We do not provide inout or out as task intents because they will necessarily create a data race in a cobegin or coforall. type and param intents are not available either as they do not seem useful as task intents.

Note

Future.

For a given intent, we would also like to provide a blanket clause, which would apply the intent to all variables. An example of syntax for a blanket ref intent would be ref *.

The Sync Statement

The sync statement acts as a join of all dynamically encountered begins from within a statement. The syntax for the sync statement is given by

sync-statement:
  'sync' statement
  'sync' block-statement

Return statements are not allowed in sync statement blocks.
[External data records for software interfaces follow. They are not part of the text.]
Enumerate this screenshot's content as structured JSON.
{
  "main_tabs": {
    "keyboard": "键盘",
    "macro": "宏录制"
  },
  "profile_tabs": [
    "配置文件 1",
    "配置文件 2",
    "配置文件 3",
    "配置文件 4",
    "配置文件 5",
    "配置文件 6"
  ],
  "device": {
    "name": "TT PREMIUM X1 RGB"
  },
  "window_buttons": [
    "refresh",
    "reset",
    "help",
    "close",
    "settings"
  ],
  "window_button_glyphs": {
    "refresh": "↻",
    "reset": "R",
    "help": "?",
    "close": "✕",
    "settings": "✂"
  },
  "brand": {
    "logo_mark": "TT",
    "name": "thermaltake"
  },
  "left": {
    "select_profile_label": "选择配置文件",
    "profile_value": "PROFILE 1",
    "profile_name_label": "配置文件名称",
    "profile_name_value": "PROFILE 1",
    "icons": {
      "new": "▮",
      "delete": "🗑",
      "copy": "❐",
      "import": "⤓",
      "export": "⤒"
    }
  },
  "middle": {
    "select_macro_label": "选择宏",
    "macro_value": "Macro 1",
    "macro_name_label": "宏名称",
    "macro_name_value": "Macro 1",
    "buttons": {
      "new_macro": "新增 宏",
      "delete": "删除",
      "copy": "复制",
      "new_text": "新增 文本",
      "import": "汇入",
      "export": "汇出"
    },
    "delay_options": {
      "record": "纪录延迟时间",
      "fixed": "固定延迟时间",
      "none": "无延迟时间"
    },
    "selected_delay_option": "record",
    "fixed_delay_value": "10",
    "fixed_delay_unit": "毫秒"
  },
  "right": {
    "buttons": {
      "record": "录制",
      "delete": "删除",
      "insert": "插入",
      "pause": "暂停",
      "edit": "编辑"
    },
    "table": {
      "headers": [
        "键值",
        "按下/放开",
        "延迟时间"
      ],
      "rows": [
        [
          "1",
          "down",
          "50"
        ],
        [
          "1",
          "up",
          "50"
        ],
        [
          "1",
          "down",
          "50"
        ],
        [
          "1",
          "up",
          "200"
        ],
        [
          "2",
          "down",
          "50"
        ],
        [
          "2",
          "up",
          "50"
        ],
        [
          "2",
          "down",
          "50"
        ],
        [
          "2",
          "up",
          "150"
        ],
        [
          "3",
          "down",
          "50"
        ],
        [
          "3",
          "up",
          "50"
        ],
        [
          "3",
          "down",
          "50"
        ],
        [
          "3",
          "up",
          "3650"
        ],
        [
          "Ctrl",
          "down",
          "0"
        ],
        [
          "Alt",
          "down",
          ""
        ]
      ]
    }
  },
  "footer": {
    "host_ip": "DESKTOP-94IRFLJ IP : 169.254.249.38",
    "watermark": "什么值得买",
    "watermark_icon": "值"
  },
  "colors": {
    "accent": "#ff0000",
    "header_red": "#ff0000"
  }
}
Yield statement may only be lexically enclosed in sync statement blocks in parallel iterators (Parallel Iterators). Break and continue statements may not be used to exit a sync statement block.

Example (syncStmt1.chpl).

The sync statement can be used to wait for many dynamically created tasks.

sync for i in 1..n do begin work();

The for loop is within a sync statement and thus the tasks created in each iteration of the loop must complete before the continuing past the sync statement.

Example (syncStmt2.chpl).

The sync statement

sync {
  begin stmt1();
  begin stmt2();
}

is similar to the following cobegin statement

cobegin {
  stmt1();
  stmt2();
}

except that if begin statements are dynamically encountered when stmt1() or stmt2() are executed, then the former code will wait for these begin statements to complete whereas the latter code will not.

The Serial Statement

The serial statement can be used to dynamically disable parallelism. The syntax is:

serial-statement:
  'serial' expression[OPT] 'do' statement
  'serial' expression[OPT] block-statement

where the optional expression evaluates to a boolean value. If the expression is omitted, it is as though ’true’ were specified. Whatever the expression’s value, the statement following it is evaluated. If the expression is true, any dynamically encountered code that would normally create new tasks within the statement is instead executed by the original task without creating any new ones. In effect, execution is serialized. If the expression is false, code within the statement will generates task according to normal Chapel rules.

Example (serialStmt1.chpl).

In the code

proc f(i) {
  serial i<13 {
    cobegin {
      work(i);
      work(i);
    }
  }
}

for i in lo..hi {
  f(i);
}

the serial statement in procedure f() inhibits concurrent execution of work() if the variable i is less than 13.

Example (serialStmt2.chpl).

The code

serial {
  begin stmt1();
  cobegin {
    stmt2();
    stmt3();
  }
  coforall i in 1..n do stmt4();
}

is equivalent to

stmt1();
{
  stmt2();
  stmt3();
}
for i in 1..n do stmt4();

because the expression evaluated to determine whether to serialize always evaluates to true.